[Data to process]
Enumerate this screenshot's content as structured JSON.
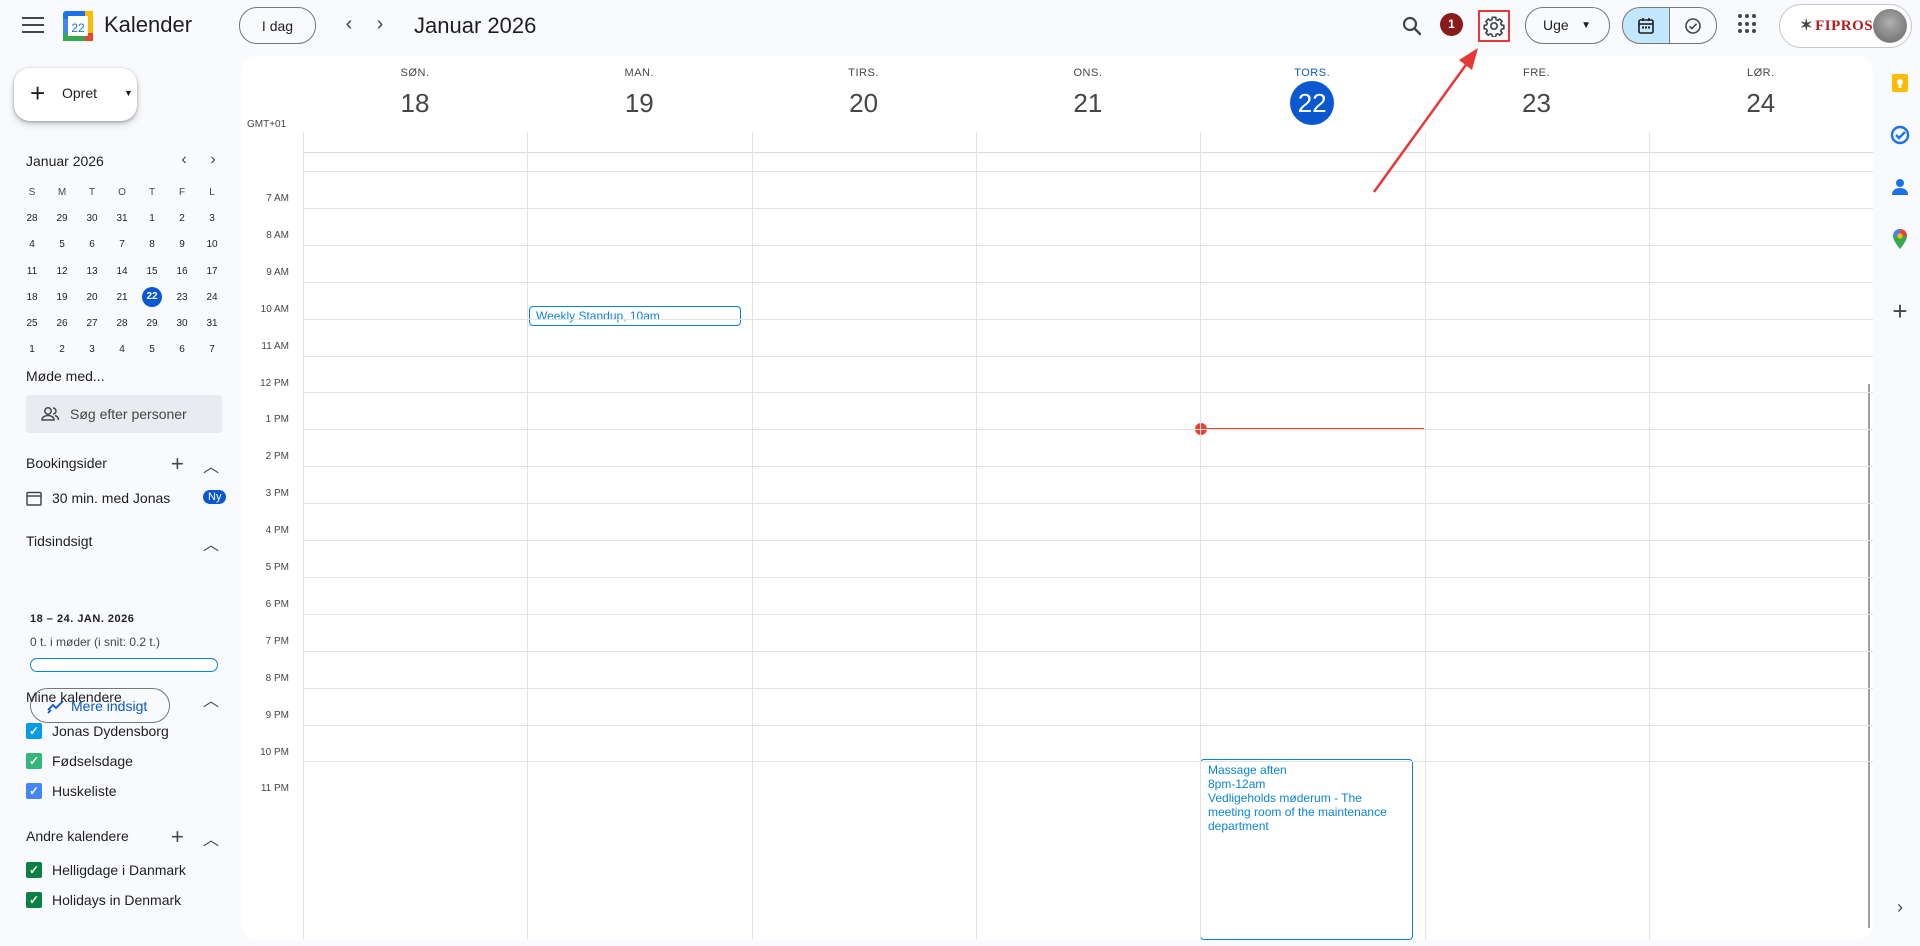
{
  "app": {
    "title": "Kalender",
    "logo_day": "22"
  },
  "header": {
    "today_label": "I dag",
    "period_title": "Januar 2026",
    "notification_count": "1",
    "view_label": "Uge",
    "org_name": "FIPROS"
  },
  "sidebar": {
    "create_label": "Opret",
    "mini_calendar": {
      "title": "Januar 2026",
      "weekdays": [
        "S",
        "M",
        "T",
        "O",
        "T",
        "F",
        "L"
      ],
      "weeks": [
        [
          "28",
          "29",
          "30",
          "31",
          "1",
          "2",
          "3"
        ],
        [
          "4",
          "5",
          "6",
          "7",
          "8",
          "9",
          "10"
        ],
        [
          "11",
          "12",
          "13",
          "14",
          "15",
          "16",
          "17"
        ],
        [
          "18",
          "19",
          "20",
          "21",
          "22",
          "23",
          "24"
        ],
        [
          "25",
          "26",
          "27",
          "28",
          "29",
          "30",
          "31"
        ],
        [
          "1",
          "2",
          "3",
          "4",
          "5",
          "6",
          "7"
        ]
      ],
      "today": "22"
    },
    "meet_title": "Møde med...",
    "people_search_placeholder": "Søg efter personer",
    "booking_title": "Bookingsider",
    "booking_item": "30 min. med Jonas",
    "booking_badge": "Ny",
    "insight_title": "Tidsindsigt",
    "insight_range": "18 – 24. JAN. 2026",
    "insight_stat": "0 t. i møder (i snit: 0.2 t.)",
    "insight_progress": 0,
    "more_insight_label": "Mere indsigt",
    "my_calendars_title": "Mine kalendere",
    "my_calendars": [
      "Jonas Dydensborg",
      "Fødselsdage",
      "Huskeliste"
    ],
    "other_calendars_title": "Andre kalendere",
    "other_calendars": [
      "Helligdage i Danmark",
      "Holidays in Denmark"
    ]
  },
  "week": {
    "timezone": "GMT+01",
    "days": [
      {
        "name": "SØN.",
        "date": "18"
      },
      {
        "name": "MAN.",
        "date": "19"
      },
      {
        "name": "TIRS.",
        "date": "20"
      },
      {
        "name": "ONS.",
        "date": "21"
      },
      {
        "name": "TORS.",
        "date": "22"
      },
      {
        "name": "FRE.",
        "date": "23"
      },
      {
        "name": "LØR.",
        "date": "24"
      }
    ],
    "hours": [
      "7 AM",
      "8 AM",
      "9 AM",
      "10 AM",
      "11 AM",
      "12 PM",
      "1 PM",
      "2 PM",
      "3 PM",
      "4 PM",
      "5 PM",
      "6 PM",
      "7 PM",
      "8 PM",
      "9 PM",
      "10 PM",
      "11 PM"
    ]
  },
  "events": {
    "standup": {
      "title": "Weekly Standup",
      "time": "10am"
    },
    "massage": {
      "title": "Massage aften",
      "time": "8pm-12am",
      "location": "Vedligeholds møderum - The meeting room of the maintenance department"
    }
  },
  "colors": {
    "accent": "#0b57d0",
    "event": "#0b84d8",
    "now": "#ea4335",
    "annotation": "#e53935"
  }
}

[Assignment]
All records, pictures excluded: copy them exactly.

[Solution to this problem]
Enumerate this screenshot's content as structured JSON.
{
  "app": {
    "title": "Kalender",
    "logo_day": "22"
  },
  "header": {
    "today_label": "I dag",
    "period_title": "Januar 2026",
    "notification_count": "1",
    "view_label": "Uge",
    "org_name": "FIPROS"
  },
  "sidebar": {
    "create_label": "Opret",
    "mini_calendar": {
      "title": "Januar 2026",
      "weekdays": [
        "S",
        "M",
        "T",
        "O",
        "T",
        "F",
        "L"
      ],
      "weeks": [
        [
          "28",
          "29",
          "30",
          "31",
          "1",
          "2",
          "3"
        ],
        [
          "4",
          "5",
          "6",
          "7",
          "8",
          "9",
          "10"
        ],
        [
          "11",
          "12",
          "13",
          "14",
          "15",
          "16",
          "17"
        ],
        [
          "18",
          "19",
          "20",
          "21",
          "22",
          "23",
          "24"
        ],
        [
          "25",
          "26",
          "27",
          "28",
          "29",
          "30",
          "31"
        ],
        [
          "1",
          "2",
          "3",
          "4",
          "5",
          "6",
          "7"
        ]
      ],
      "today": "22"
    },
    "meet_title": "Møde med...",
    "people_search_placeholder": "Søg efter personer",
    "booking_title": "Bookingsider",
    "booking_item": "30 min. med Jonas",
    "booking_badge": "Ny",
    "insight_title": "Tidsindsigt",
    "insight_range": "18 – 24. JAN. 2026",
    "insight_stat": "0 t. i møder (i snit: 0.2 t.)",
    "insight_progress": 0,
    "more_insight_label": "Mere indsigt",
    "my_calendars_title": "Mine kalendere",
    "my_calendars": [
      "Jonas Dydensborg",
      "Fødselsdage",
      "Huskeliste"
    ],
    "other_calendars_title": "Andre kalendere",
    "other_calendars": [
      "Helligdage i Danmark",
      "Holidays in Denmark"
    ]
  },
  "week": {
    "timezone": "GMT+01",
    "days": [
      {
        "name": "SØN.",
        "date": "18"
      },
      {
        "name": "MAN.",
        "date": "19"
      },
      {
        "name": "TIRS.",
        "date": "20"
      },
      {
        "name": "ONS.",
        "date": "21"
      },
      {
        "name": "TORS.",
        "date": "22"
      },
      {
        "name": "FRE.",
        "date": "23"
      },
      {
        "name": "LØR.",
        "date": "24"
      }
    ],
    "hours": [
      "7 AM",
      "8 AM",
      "9 AM",
      "10 AM",
      "11 AM",
      "12 PM",
      "1 PM",
      "2 PM",
      "3 PM",
      "4 PM",
      "5 PM",
      "6 PM",
      "7 PM",
      "8 PM",
      "9 PM",
      "10 PM",
      "11 PM"
    ]
  },
  "events": {
    "standup": {
      "title": "Weekly Standup",
      "time": "10am"
    },
    "massage": {
      "title": "Massage aften",
      "time": "8pm-12am",
      "location": "Vedligeholds møderum - The meeting room of the maintenance department"
    }
  },
  "colors": {
    "accent": "#0b57d0",
    "event": "#0b84d8",
    "now": "#ea4335",
    "annotation": "#e53935"
  }
}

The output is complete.